The Chesapeake Bay and its tributaries have been the scene of "perhaps the most famous, and certainly the most ambitious" efforts to control overenrichment -- scientifically known as eutrophication -- of coastal waters, according to Dr. Donald F. Boesch, president of the marine studies institute at the University of Maryland.
The absence of dissolved oxygen in the deeper waters of the bay had been observed since measurements were first made, but it was not until 1984 that scientists began to observe that there was an increase in oxygen depletion between 1950 and 1980 and to look for an explanation, Boesch wrote in his recent study "Science, Policy and Coastal Eutrophication: The Chesapeake Experience."
Studies by S. R. Cooper and G. S. Brush in the early '90s demonstrated from biological and chemical indicators in core sampling that oxygen depletion has been a part of the bay's ecology for a long time; that overenrichment through human activities began with extensive land-clearing in the late 18th century, and that low-oxygen conditions became more frequent and persistent during the mid-20th century in association with rapid population growth and the widespread use of artificial fertilizers, Boesh wrote.
Current estimates of the origin of excess bay nutrients indicate that nonpoint sources such as agricultural lands, developed areas and the atmosphere contribute 2.5 times more nitrogen to the bay than point sources such as sewage treatment plants and industries.
Agriculture is the leading source of the bay's nitrogen enrichment, with a 39 percent share, according to a study by R. D. Magnien and others published in "The State of the Chesapeake 1995." Other sources of nitrogen enrichment identified by Magnien were point sources, 23 percent; forests, 18 percent; atmosphere, 11 percent; and development, 9 percent.

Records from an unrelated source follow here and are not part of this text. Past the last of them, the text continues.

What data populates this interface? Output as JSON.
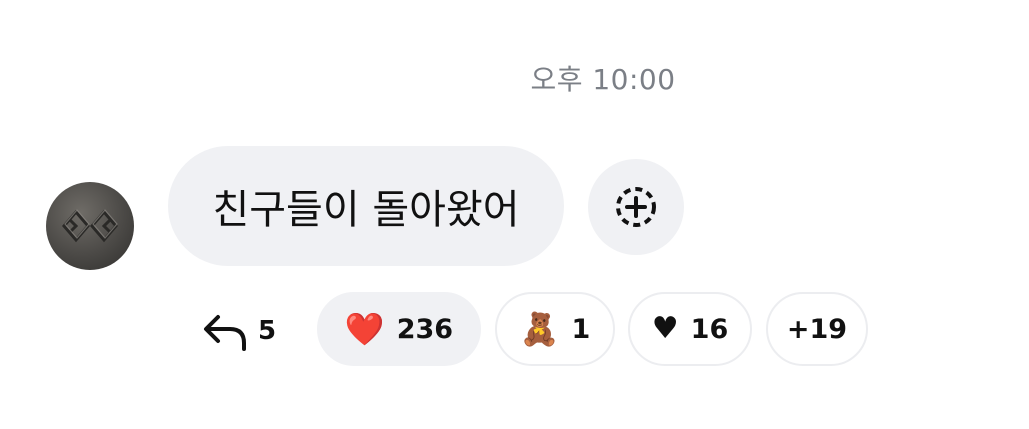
{
  "timestamp": "오후 10:00",
  "message": {
    "text": "친구들이 돌아왔어"
  },
  "add_reaction": {
    "icon": "dashed-circle-plus-icon"
  },
  "reply": {
    "icon": "reply-arrow-icon",
    "count": "5"
  },
  "reactions": [
    {
      "emoji": "❤️",
      "count": "236",
      "selected": true,
      "icon": "red-heart-emoji"
    },
    {
      "emoji": "🧸",
      "count": "1",
      "selected": false,
      "icon": "teddy-bear-emoji"
    },
    {
      "emoji": "♥",
      "count": "16",
      "selected": false,
      "icon": "black-heart-icon"
    }
  ],
  "more_reactions": "+19",
  "colors": {
    "bubble": "#f0f1f4",
    "timestamp": "#7b7f86",
    "text": "#111111",
    "heart": "#e0192c"
  }
}
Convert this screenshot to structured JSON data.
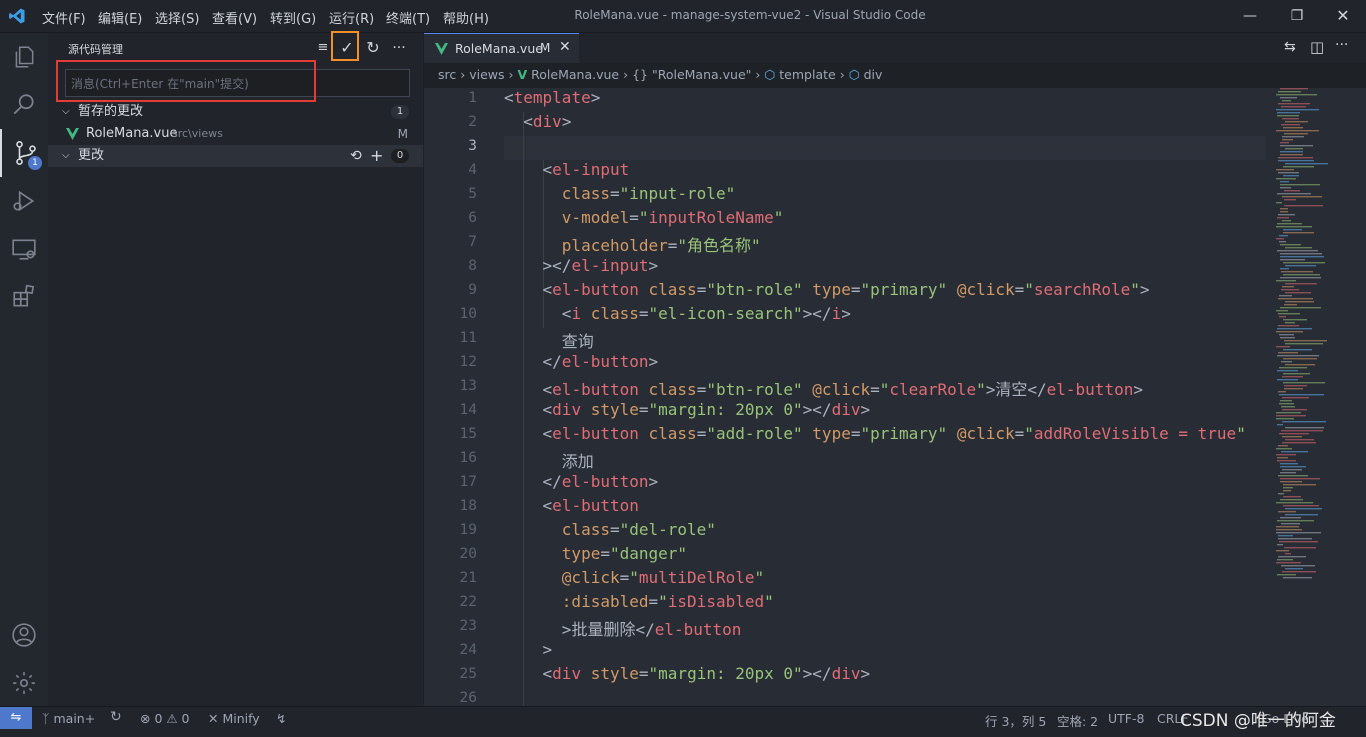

Excessive amounts of nitrogen lead to rapid growth of phytoplankton, "creating dense populations, or blooms. These blooms become so dense that they reduce the amount of sunlight available to submerged aquatic vegetation," wrote Kathryn Reshetiloff, editor of "Chesapeake Bay: Introduction to an Ecosystem," in 1995.
"Without sufficient light, plants cannot photosynthesize and produce the food they need to survive. ... Another hazard of nutrient-enriched algal blooms that are not consumed by zooplankton comes after the algae die. As the blooms decay, oxygen is used up in decomposition. This can lead to dangerously low oxygen levels that can harm or even kill aquatic organisms," Reshetiloff wrote.
In an effort to control pollution by nitrogen and other nutrients, Maryland, Pennsylvania, Virginia and the District of Columbia agreed in the 1983 Chesapeake Bay Agreement to reduce the total amount of nutrients entering the Chesapeake Bay by 40 percent by the year 2000. The bay is the nation's first estuary to be targeted for restoration and protection.
Pub Date: 10/06/96